What you should do
Write out every record exactly as it appears. Skip the pictures.

Dataset rows for apps and sites
:::::

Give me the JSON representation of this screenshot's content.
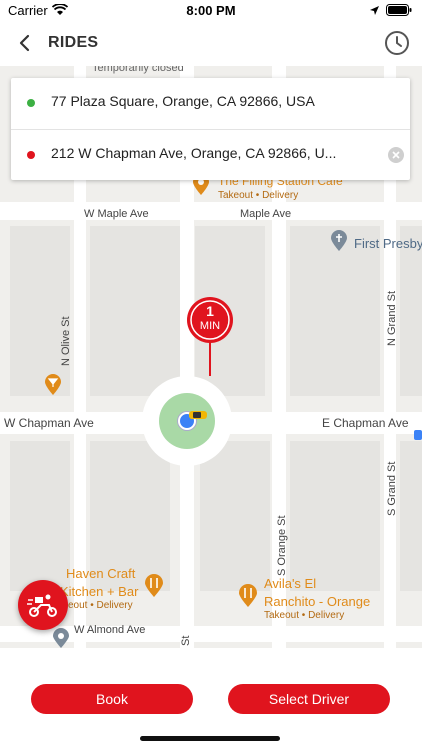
{
  "status_bar": {
    "carrier": "Carrier",
    "time": "8:00 PM"
  },
  "nav": {
    "title": "RIDES"
  },
  "addresses": {
    "pickup": "77 Plaza Square, Orange, CA 92866, USA",
    "dropoff": "212 W Chapman Ave, Orange, CA 92866, U..."
  },
  "map": {
    "eta_value": "1",
    "eta_unit": "MIN",
    "labels": {
      "temporarily_closed": "Temporarily closed",
      "w_maple_ave": "W Maple Ave",
      "maple_ave": "Maple Ave",
      "w_chapman_ave": "W Chapman Ave",
      "e_chapman_ave": "E Chapman Ave",
      "w_almond_ave": "W Almond Ave",
      "n_olive_st": "N Olive St",
      "n_grand_st": "N Grand St",
      "s_grand_st": "S Grand St",
      "s_orange_st": "S Orange St",
      "st": "St"
    },
    "pois": {
      "filling_station_name": "The Filling Station Cafe",
      "filling_station_sub": "Takeout • Delivery",
      "first_presby": "First Presby",
      "haven_name_1": "Haven Craft",
      "haven_name_2": "Kitchen + Bar",
      "haven_sub": "eout • Delivery",
      "avilas_name_1": "Avila's El",
      "avilas_name_2": "Ranchito - Orange",
      "avilas_sub": "Takeout • Delivery"
    }
  },
  "buttons": {
    "book": "Book",
    "select_driver": "Select Driver"
  },
  "colors": {
    "accent": "#e0141e",
    "pickup_dot": "#3cb043",
    "dropoff_dot": "#e0141e",
    "poi": "#e08b1a"
  }
}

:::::

Finished exercise
Give me the JSON representation of this screenshot's content.
{
  "status_bar": {
    "carrier": "Carrier",
    "time": "8:00 PM"
  },
  "nav": {
    "title": "RIDES"
  },
  "addresses": {
    "pickup": "77 Plaza Square, Orange, CA 92866, USA",
    "dropoff": "212 W Chapman Ave, Orange, CA 92866, U..."
  },
  "map": {
    "eta_value": "1",
    "eta_unit": "MIN",
    "labels": {
      "temporarily_closed": "Temporarily closed",
      "w_maple_ave": "W Maple Ave",
      "maple_ave": "Maple Ave",
      "w_chapman_ave": "W Chapman Ave",
      "e_chapman_ave": "E Chapman Ave",
      "w_almond_ave": "W Almond Ave",
      "n_olive_st": "N Olive St",
      "n_grand_st": "N Grand St",
      "s_grand_st": "S Grand St",
      "s_orange_st": "S Orange St",
      "st": "St"
    },
    "pois": {
      "filling_station_name": "The Filling Station Cafe",
      "filling_station_sub": "Takeout • Delivery",
      "first_presby": "First Presby",
      "haven_name_1": "Haven Craft",
      "haven_name_2": "Kitchen + Bar",
      "haven_sub": "eout • Delivery",
      "avilas_name_1": "Avila's El",
      "avilas_name_2": "Ranchito - Orange",
      "avilas_sub": "Takeout • Delivery"
    }
  },
  "buttons": {
    "book": "Book",
    "select_driver": "Select Driver"
  },
  "colors": {
    "accent": "#e0141e",
    "pickup_dot": "#3cb043",
    "dropoff_dot": "#e0141e",
    "poi": "#e08b1a"
  }
}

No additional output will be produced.